Provided data:
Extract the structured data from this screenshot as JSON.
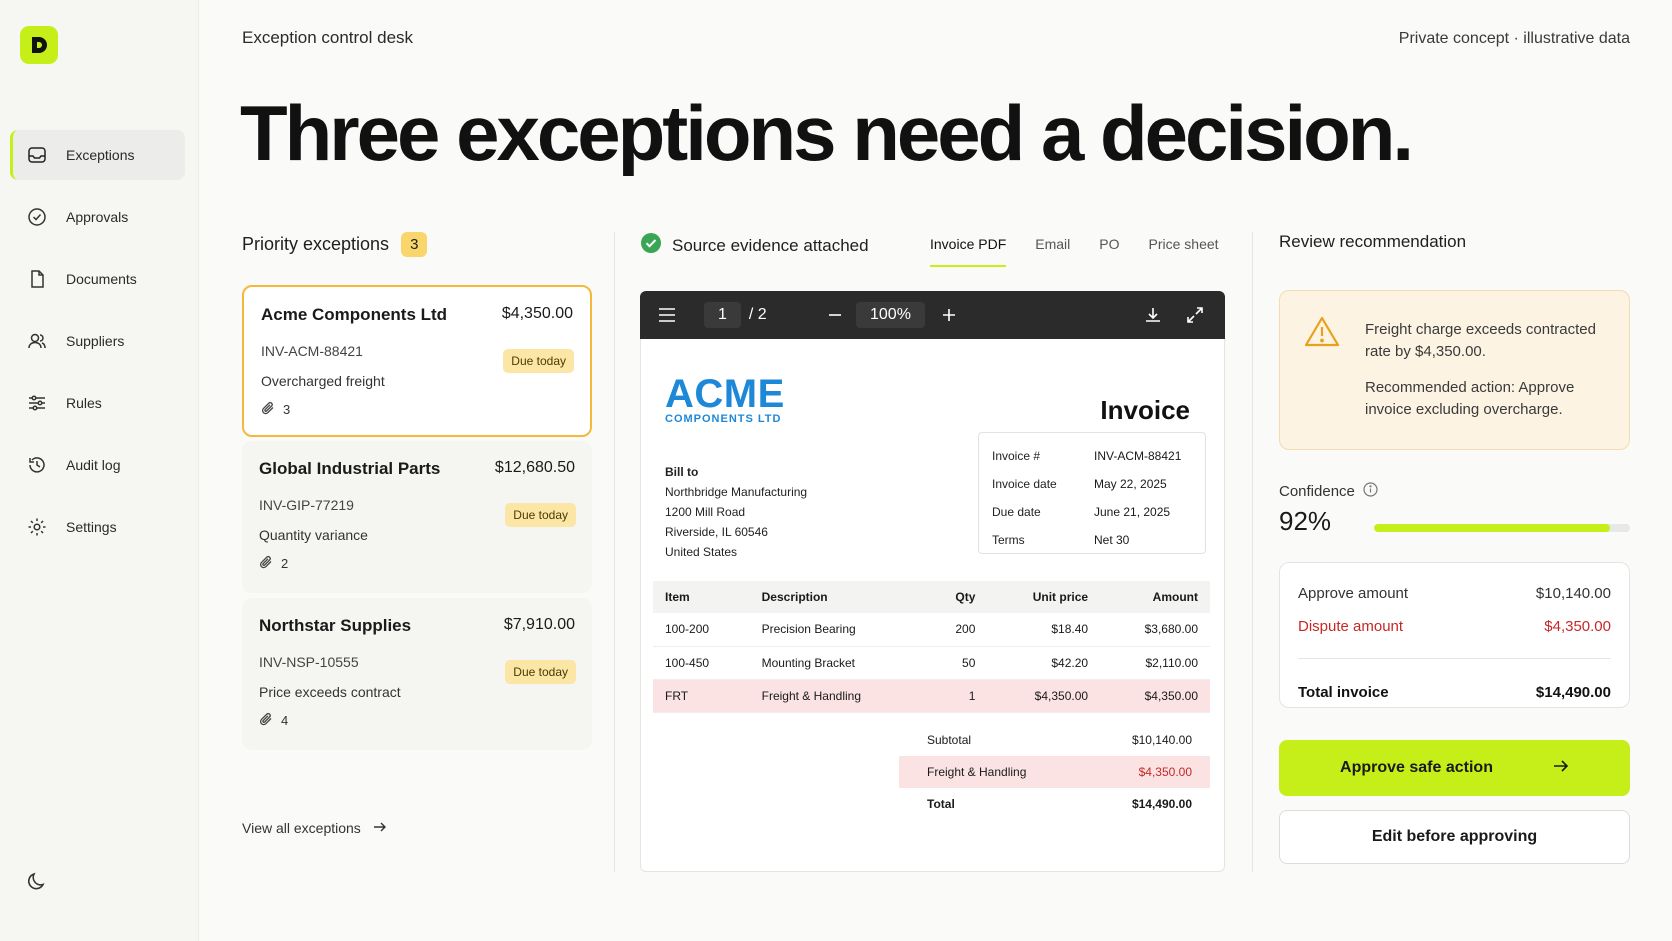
{
  "header": {
    "title": "Exception control desk",
    "note": "Private concept · illustrative data",
    "headline": "Three exceptions need a decision."
  },
  "sidebar": {
    "items": [
      {
        "label": "Exceptions",
        "icon": "inbox-icon",
        "active": true
      },
      {
        "label": "Approvals",
        "icon": "check-circle-icon"
      },
      {
        "label": "Documents",
        "icon": "document-icon"
      },
      {
        "label": "Suppliers",
        "icon": "users-icon"
      },
      {
        "label": "Rules",
        "icon": "sliders-icon"
      },
      {
        "label": "Audit log",
        "icon": "history-icon"
      },
      {
        "label": "Settings",
        "icon": "gear-icon"
      }
    ]
  },
  "exceptions": {
    "heading": "Priority exceptions",
    "count": "3",
    "cards": [
      {
        "supplier": "Acme Components Ltd",
        "amount": "$4,350.00",
        "invoice": "INV-ACM-88421",
        "reason": "Overcharged freight",
        "due": "Due today",
        "attachments": "3"
      },
      {
        "supplier": "Global Industrial Parts",
        "amount": "$12,680.50",
        "invoice": "INV-GIP-77219",
        "reason": "Quantity variance",
        "due": "Due today",
        "attachments": "2"
      },
      {
        "supplier": "Northstar Supplies",
        "amount": "$7,910.00",
        "invoice": "INV-NSP-10555",
        "reason": "Price exceeds contract",
        "due": "Due today",
        "attachments": "4"
      }
    ],
    "view_all": "View all exceptions"
  },
  "evidence": {
    "heading": "Source evidence attached",
    "tabs": [
      "Invoice PDF",
      "Email",
      "PO",
      "Price sheet"
    ],
    "toolbar": {
      "page": "1",
      "pages": "/ 2",
      "zoom": "100%"
    },
    "invoice": {
      "brand": "ACME",
      "brand_sub": "COMPONENTS LTD",
      "title": "Invoice",
      "bill_to_label": "Bill to",
      "bill_to": [
        "Northbridge Manufacturing",
        "1200 Mill Road",
        "Riverside, IL 60546",
        "United States"
      ],
      "meta": [
        {
          "k": "Invoice #",
          "v": "INV-ACM-88421"
        },
        {
          "k": "Invoice date",
          "v": "May 22, 2025"
        },
        {
          "k": "Due date",
          "v": "June 21, 2025"
        },
        {
          "k": "Terms",
          "v": "Net 30"
        }
      ],
      "columns": [
        "Item",
        "Description",
        "Qty",
        "Unit price",
        "Amount"
      ],
      "rows": [
        {
          "item": "100-200",
          "desc": "Precision Bearing",
          "qty": "200",
          "unit": "$18.40",
          "amount": "$3,680.00"
        },
        {
          "item": "100-450",
          "desc": "Mounting Bracket",
          "qty": "50",
          "unit": "$42.20",
          "amount": "$2,110.00"
        },
        {
          "item": "FRT",
          "desc": "Freight & Handling",
          "qty": "1",
          "unit": "$4,350.00",
          "amount": "$4,350.00"
        }
      ],
      "totals": [
        {
          "k": "Subtotal",
          "v": "$10,140.00"
        },
        {
          "k": "Freight & Handling",
          "v": "$4,350.00"
        },
        {
          "k": "Total",
          "v": "$14,490.00"
        }
      ]
    }
  },
  "review": {
    "heading": "Review recommendation",
    "alert_line1": "Freight charge exceeds contracted rate by $4,350.00.",
    "alert_line2": "Recommended action: Approve invoice excluding overcharge.",
    "confidence_label": "Confidence",
    "confidence_value": "92%",
    "confidence_fraction": 0.92,
    "amounts": [
      {
        "k": "Approve amount",
        "v": "$10,140.00"
      },
      {
        "k": "Dispute amount",
        "v": "$4,350.00"
      },
      {
        "k": "Total invoice",
        "v": "$14,490.00"
      }
    ],
    "primary_button": "Approve safe action",
    "secondary_button": "Edit before approving"
  },
  "colors": {
    "accent": "#c6ef1a",
    "warning": "#f4b93b",
    "danger": "#c62828",
    "brand_blue": "#1e88d8"
  }
}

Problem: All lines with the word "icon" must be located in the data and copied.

Solution for this exercise:
        "icon": "inbox-icon",
        "icon": "check-circle-icon"
        "icon": "document-icon"
        "icon": "users-icon"
        "icon": "sliders-icon"
        "icon": "history-icon"
        "icon": "gear-icon"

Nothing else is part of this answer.